The Heritage Foundation’s Steven Groves and Ben Lieberman are live at the Copenhagen Climate Change Conference reporting from a conservative perspective. Follow their reports on The Foundry and at the Copenhagen Consequences Web site.


The main impression of many attendees at the UN climate change conference in Copenhagen is just how poorly organized it all is. The check in time for non-governmental delegates (like Heritage’s attendees) on December 14 was over 8 hours.  Hundreds had to wait for hours outside, where global warming has had no apparent impact on December Copenhagen temperatures, and many never even got in.

Mind you, this conference was two years in the making, and these delegates had already gone through a time-consuming application process in the months before the conference. Worse, the conference is less well attended than anticipated earlier this year, when expectations were higher for a major deal.

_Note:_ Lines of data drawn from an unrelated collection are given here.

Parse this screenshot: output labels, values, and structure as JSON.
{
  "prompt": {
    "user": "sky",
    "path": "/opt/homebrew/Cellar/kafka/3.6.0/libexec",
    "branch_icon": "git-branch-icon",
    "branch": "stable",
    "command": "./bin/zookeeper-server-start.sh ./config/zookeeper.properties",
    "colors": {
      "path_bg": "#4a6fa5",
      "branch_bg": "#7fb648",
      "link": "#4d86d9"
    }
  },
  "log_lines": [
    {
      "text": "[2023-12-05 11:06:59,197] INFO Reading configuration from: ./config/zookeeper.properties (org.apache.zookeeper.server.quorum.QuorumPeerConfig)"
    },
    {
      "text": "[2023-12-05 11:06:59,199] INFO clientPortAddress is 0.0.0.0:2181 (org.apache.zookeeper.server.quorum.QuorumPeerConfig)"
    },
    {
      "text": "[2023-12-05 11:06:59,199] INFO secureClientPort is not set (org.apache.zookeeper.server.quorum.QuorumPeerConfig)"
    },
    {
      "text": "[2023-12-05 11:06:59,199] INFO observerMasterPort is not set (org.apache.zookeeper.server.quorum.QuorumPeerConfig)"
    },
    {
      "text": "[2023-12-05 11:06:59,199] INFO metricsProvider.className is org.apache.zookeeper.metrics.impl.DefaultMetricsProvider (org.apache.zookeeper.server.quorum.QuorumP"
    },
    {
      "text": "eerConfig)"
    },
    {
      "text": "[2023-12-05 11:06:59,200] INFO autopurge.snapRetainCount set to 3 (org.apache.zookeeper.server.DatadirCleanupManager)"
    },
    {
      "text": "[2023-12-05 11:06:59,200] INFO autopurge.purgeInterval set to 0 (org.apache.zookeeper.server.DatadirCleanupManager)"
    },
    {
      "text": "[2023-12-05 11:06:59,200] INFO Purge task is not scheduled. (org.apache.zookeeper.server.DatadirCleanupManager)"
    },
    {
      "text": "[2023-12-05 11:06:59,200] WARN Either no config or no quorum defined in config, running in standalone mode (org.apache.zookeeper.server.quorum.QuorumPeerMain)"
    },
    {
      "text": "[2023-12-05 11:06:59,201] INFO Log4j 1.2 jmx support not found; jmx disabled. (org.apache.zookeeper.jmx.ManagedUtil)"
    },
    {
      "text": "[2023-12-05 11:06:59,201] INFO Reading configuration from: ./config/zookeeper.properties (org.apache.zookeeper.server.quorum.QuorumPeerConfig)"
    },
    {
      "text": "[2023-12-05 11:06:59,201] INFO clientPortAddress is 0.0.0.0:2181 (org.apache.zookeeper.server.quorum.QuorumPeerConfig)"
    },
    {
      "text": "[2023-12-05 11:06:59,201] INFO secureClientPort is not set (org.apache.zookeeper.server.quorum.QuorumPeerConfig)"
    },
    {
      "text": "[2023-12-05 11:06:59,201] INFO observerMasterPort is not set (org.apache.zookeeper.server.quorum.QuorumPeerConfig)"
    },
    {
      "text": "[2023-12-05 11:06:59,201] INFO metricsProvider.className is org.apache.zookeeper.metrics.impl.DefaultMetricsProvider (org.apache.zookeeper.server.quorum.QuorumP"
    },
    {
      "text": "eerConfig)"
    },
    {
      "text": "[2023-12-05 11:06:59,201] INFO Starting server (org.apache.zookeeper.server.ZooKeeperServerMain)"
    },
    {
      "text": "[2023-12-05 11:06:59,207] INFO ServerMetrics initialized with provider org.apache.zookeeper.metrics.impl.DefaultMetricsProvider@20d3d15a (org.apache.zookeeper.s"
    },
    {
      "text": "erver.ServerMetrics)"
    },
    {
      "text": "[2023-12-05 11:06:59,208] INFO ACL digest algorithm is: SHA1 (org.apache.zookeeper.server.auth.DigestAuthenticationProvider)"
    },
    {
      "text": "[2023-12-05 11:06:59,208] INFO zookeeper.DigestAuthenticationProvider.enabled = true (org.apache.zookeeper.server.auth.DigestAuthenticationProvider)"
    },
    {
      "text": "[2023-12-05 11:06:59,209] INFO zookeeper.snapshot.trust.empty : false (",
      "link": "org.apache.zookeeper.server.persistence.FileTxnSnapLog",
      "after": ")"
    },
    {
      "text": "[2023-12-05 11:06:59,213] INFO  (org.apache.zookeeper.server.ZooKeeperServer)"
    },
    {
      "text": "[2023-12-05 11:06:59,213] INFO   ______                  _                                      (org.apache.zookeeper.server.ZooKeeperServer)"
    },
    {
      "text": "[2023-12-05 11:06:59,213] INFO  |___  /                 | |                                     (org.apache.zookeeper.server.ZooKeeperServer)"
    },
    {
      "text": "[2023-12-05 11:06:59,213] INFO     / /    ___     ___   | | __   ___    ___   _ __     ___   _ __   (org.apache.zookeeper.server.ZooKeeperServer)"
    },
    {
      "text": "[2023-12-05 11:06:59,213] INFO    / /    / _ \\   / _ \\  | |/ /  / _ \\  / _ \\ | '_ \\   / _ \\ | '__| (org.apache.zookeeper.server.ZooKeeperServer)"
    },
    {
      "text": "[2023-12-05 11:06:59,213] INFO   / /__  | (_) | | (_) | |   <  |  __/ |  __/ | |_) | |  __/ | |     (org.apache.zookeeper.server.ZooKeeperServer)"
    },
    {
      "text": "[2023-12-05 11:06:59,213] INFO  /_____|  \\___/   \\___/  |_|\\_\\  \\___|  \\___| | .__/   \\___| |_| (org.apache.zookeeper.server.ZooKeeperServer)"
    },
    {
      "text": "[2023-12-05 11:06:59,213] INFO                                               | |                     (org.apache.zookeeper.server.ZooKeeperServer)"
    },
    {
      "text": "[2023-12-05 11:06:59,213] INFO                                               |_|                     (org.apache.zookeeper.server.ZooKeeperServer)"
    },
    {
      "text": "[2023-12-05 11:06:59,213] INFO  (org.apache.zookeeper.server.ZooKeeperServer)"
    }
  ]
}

The UN is doing a terrible job handing this conference – and now it wants to all but run the U.S. and world economies.

The latest proposal calls for a 25 to 40 percent emissions cut from the U.S. and other developed nations by 2020 based on a 1990 baseline, much more stringent than the 17 percent based on a 2005 baseline in the House Waxman-Markey bill and offered up by President Obama as an initial position at Copenhagen. It would be a massive energy tax, and an energy tax administered at least in part by UN bureaucrats. Those same bureaucrats that left hundreds if delegates in the cold are certainly capable of leaving the economy in the cold as well.